Rhona’s first step was a mood board. This stage of the design process is a visual collage of the concepts and feelings we’ve shared. Done right, the ley lines of the finished product begin to emerge. 

Here’s what Rhona sent:

Her triangulation highlighted the elements of our brand voice: Subversiveness, codes and secrets, and a retro-futuristic defiance of norms. We loved the use of redacted text and codified signals; the vintage vibes, sinister, slightly bureaucratic overtones, and  the bar codes, hidden messages, and subtle impression of tunneling beneath the battlements. We knew that red was going to be a core colour. We debated whether we should use  the evil eye that has long been a placeholder for the project. And we talked about bleed— of ink and margins not adversaries. 

Rhona took this feedback and spun up a wide range of designs that might suit, all orbiting codification, subversiveness and the concept of looking beneath or below. 

Here are just a few of the covers that we opted not to use, but that led us closer to our final cover design. 

A book cover is such an interesting design space, one that requires deep domain expertise and a delicate balance of form and function. It’s also a fantastic opportunity to experiment and learn. We’re very grateful to Rhona for coming on this journey with us and for letting our imagination run wild. 

You’ll all have to wait to see what our final cover looks like. We can tell you that it’s a marriage of classic lines, punctuated with subversive symbolism. Hopefully it will look marvelous on people’s shelves when it finally makes its way there. 

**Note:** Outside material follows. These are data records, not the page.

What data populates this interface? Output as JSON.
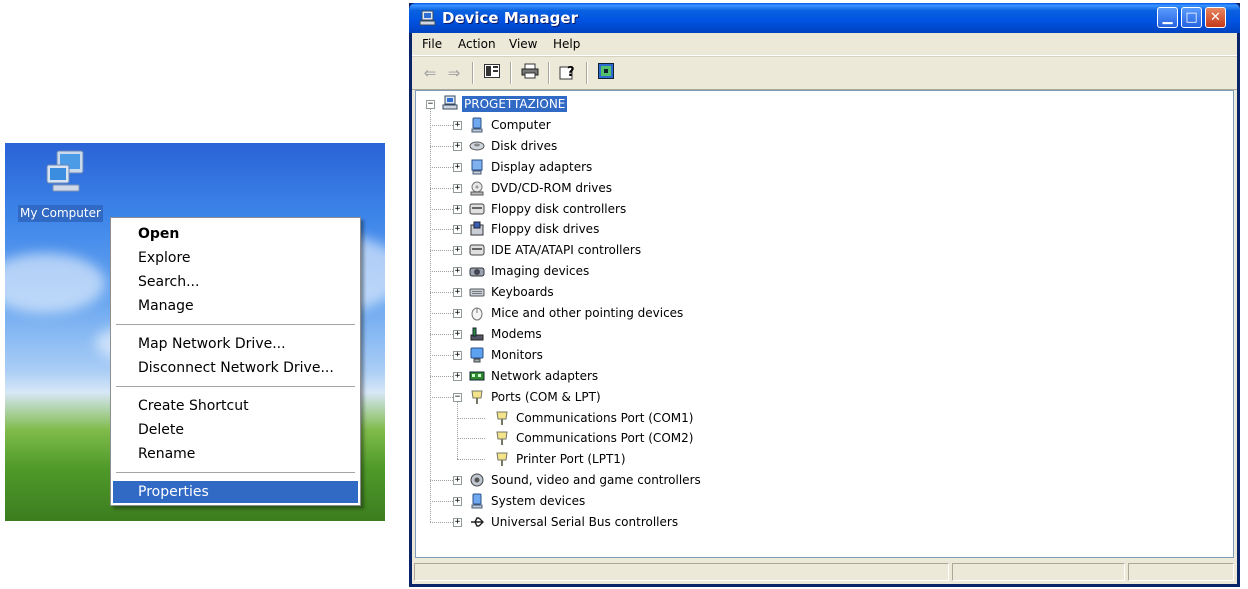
{
  "desktop": {
    "icon_label": "My Computer",
    "context_menu": [
      {
        "label": "Open",
        "bold": true
      },
      {
        "label": "Explore"
      },
      {
        "label": "Search..."
      },
      {
        "label": "Manage"
      },
      {
        "label": "Map Network Drive..."
      },
      {
        "label": "Disconnect Network Drive..."
      },
      {
        "label": "Create Shortcut"
      },
      {
        "label": "Delete"
      },
      {
        "label": "Rename"
      },
      {
        "label": "Properties",
        "selected": true
      }
    ]
  },
  "window": {
    "title": "Device Manager",
    "menu": [
      "File",
      "Action",
      "View",
      "Help"
    ],
    "toolbar_icons": [
      "back-arrow-icon",
      "forward-arrow-icon",
      "show-hide-console-tree-icon",
      "print-icon",
      "help-icon",
      "scan-hardware-icon"
    ],
    "tree": {
      "root": "PROGETTAZIONE",
      "categories": [
        {
          "label": "Computer",
          "icon": "computer-icon"
        },
        {
          "label": "Disk drives",
          "icon": "disk-drive-icon"
        },
        {
          "label": "Display adapters",
          "icon": "display-adapter-icon"
        },
        {
          "label": "DVD/CD-ROM drives",
          "icon": "cdrom-icon"
        },
        {
          "label": "Floppy disk controllers",
          "icon": "controller-icon"
        },
        {
          "label": "Floppy disk drives",
          "icon": "floppy-icon"
        },
        {
          "label": "IDE ATA/ATAPI controllers",
          "icon": "ide-controller-icon"
        },
        {
          "label": "Imaging devices",
          "icon": "camera-icon"
        },
        {
          "label": "Keyboards",
          "icon": "keyboard-icon"
        },
        {
          "label": "Mice and other pointing devices",
          "icon": "mouse-icon"
        },
        {
          "label": "Modems",
          "icon": "modem-icon"
        },
        {
          "label": "Monitors",
          "icon": "monitor-icon"
        },
        {
          "label": "Network adapters",
          "icon": "network-adapter-icon"
        },
        {
          "label": "Ports (COM & LPT)",
          "icon": "port-icon",
          "expanded": true,
          "children": [
            "Communications Port (COM1)",
            "Communications Port (COM2)",
            "Printer Port (LPT1)"
          ]
        },
        {
          "label": "Sound, video and game controllers",
          "icon": "sound-icon"
        },
        {
          "label": "System devices",
          "icon": "system-icon"
        },
        {
          "label": "Universal Serial Bus controllers",
          "icon": "usb-icon"
        }
      ]
    }
  }
}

If you’re keen to register your interest in one of the first editions, you can register now. A pre-order page is coming soon!